Ed speaks to the Robert College Boy Scout Troop about his experience in the Turkish jail.
Edgar Anthony Harty joined the Robert College-Baden Powell Boy Scouts on September 15, 1914. He was an active member and eventually became Scoutmaster of the 1st Constantinople Troop. He was still an active member in 1921. He is second from right, forward-front.

Edgar was a graduate of Robert College and became a registered Engineer.

“Party Time”: Doris Harty Allen, left front. Robertina Harty Bursley, Bill Douch, and Edgar Anthony Harty on right front.

In 1921, Ed left his home in Pera and sailed from Constantinople, Turkey, on August 20 on the SS Gul Dhemal. He arrived in the Port of NY on September 10, 1921 and resided in New York City for a short time. The General Electric Company in Lynn, Massachusetts later hired him. It was there that he met and his wife to be, Loraine Natalie DeForge, through a mutual friend.

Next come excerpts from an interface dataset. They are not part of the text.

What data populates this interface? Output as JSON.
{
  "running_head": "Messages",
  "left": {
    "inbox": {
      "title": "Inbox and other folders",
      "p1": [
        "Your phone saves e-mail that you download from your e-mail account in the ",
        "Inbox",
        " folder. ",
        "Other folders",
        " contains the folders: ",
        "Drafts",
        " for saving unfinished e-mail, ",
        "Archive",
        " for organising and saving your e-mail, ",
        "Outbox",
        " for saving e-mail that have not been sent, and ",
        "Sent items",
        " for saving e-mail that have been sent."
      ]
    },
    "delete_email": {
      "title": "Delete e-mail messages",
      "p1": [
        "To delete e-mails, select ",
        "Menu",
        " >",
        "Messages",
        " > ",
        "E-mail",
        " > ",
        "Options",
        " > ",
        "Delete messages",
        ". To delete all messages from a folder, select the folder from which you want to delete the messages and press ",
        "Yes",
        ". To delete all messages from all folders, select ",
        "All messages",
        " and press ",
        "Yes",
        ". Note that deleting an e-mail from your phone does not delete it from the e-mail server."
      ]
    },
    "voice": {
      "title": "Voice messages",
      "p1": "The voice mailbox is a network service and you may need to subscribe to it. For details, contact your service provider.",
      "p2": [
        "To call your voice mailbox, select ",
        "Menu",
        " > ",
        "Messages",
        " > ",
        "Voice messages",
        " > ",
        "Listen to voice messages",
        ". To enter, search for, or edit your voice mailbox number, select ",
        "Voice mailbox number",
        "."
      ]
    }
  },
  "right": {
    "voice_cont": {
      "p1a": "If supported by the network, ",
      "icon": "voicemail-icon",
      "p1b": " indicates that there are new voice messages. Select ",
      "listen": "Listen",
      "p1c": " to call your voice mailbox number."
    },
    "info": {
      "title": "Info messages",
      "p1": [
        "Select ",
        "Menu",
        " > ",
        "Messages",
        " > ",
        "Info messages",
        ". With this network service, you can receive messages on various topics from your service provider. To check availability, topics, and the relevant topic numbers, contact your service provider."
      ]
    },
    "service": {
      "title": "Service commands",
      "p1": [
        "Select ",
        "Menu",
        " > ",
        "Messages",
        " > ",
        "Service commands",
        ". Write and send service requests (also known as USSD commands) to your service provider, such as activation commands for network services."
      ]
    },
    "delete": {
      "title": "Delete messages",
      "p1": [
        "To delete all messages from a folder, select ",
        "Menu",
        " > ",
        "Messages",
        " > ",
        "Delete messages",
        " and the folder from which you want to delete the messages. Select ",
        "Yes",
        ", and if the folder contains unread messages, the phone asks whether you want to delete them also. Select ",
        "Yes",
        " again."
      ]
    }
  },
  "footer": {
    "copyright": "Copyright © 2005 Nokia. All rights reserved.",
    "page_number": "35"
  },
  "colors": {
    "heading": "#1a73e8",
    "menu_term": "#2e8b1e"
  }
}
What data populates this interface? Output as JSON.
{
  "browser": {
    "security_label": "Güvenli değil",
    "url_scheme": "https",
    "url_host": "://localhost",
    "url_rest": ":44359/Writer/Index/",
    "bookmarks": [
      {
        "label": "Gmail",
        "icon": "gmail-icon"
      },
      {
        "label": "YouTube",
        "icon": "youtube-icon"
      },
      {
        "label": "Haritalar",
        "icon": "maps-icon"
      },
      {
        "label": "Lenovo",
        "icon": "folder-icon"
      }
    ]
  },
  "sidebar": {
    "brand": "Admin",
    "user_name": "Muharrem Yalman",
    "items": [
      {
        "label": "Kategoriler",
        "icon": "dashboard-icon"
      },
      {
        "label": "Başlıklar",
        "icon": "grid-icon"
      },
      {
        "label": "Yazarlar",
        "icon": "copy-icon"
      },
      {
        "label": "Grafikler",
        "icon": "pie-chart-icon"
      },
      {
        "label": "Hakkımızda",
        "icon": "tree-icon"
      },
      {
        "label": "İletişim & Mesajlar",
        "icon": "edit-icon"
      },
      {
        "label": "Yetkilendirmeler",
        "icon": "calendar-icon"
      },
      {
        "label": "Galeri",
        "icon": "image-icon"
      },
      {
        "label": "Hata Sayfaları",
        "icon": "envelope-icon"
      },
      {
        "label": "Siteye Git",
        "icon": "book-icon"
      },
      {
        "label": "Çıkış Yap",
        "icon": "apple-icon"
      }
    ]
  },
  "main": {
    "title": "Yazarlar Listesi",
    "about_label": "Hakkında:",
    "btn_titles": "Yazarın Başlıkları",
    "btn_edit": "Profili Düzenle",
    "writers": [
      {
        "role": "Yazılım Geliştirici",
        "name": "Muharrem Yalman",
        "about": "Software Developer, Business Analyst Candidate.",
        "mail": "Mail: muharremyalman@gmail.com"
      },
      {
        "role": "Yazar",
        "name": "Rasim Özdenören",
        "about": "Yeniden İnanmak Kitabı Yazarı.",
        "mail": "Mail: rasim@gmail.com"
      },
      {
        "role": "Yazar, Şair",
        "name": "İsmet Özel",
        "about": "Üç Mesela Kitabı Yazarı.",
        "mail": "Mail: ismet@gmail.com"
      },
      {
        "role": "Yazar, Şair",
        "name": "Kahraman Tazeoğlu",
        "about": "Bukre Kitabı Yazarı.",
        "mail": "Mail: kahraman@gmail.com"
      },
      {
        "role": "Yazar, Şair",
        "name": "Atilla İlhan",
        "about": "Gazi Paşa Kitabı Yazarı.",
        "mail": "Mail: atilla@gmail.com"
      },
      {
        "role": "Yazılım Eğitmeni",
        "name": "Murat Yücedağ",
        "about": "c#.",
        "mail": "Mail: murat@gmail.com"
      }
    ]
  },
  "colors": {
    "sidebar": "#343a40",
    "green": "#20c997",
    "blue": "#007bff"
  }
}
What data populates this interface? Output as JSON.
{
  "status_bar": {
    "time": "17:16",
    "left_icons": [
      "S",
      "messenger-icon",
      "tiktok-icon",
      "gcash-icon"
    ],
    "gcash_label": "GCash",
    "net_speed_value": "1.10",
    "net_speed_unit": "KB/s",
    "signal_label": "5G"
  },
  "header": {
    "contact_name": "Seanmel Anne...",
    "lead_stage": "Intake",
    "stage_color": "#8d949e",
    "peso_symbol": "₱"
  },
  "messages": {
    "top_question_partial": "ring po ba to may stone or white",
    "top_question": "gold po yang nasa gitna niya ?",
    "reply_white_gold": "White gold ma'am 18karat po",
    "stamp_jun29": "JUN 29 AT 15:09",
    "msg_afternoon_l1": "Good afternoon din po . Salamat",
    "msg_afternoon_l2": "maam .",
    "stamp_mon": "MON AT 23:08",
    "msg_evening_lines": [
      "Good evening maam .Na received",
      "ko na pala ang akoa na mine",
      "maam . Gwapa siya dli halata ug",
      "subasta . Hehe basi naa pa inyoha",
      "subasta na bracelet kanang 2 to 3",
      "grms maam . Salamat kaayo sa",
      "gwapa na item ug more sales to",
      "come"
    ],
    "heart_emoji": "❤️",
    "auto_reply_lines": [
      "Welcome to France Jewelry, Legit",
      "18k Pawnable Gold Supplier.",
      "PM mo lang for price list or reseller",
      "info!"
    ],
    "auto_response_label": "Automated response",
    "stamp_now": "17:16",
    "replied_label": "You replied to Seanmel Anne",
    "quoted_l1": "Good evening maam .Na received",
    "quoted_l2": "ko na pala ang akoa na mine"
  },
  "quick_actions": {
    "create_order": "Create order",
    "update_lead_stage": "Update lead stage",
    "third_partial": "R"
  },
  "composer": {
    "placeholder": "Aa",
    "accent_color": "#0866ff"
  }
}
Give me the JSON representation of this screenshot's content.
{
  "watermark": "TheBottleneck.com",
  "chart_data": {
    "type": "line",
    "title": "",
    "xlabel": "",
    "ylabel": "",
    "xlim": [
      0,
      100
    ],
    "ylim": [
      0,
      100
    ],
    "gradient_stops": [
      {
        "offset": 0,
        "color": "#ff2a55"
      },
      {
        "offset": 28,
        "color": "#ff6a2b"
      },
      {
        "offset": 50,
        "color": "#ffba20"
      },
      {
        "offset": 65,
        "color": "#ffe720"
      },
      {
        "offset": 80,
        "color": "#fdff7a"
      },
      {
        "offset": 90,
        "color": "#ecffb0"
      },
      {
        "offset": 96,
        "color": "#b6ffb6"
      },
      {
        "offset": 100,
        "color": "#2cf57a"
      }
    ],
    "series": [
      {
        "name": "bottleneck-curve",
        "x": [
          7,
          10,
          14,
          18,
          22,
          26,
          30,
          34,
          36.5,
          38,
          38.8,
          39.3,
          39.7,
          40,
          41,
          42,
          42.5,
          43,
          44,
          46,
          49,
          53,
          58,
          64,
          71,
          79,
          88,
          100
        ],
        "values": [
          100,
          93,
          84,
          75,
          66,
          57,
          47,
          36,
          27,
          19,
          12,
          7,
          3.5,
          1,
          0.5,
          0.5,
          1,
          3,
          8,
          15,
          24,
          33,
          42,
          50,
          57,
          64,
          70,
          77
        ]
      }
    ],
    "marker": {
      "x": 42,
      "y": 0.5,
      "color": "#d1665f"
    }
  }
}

Loraine N. DeForge
Loraine Natalie DeForge and Edgar Anthony Harty were married on August 12, 1925 in Swampscott, Massachusetts.

My Father Edgar Harty 1992 (Born November 13, 1897 in Constantinople - Died June 15, 1993 in Gainesville, Florida) and my Mother Loraine Natalie DeForge Harty 1955 (Born April 29, 1902 in Lynn, Massachusetts - Died April 10, 1956 in Marblehead, MA.)

They had one daughter, me, Phyllis Elaine Marie Harty. Edgar eventually became a Design Developer at G.E’s Riverworks Rectifier Department in Lynn. He was a P.E. and had 12 registered patents for tungar and metallic rectifiers. His name and patents were listed in “Who’s Who in Engineering" and “Who’s Who in the South”. His obituary goes into more detail. For instance: “Mr. Harty worked for General Electric throughout the war years and on secret military projects such as the atomic bomb. After 35 years, he joined the North Electric Co. in 1958 as a coordinator of laboratory activities and to continue his work on power semiconductors, which grew from his initial war-time electronics experience and gave him 15 U.S. patents.”

Phyllis Harty 1933.
Phyllis “Les” at Colby Jr. College 1948
November 22, 1952 Phyllis “Les” marries Lieutenant Donald Mason Wells, USN
Mase graduated from the US Naval Academy at Annapolis, MD, in June 1946
Les, Mase, and Best Man, Don Papin, November 22, 1952
Holly Elizabeth Wells, 6 yrs., Phyllis Harty Wells 32 yrs., and Peter Harty Wells, 4 yrs., 1959
submission date 2012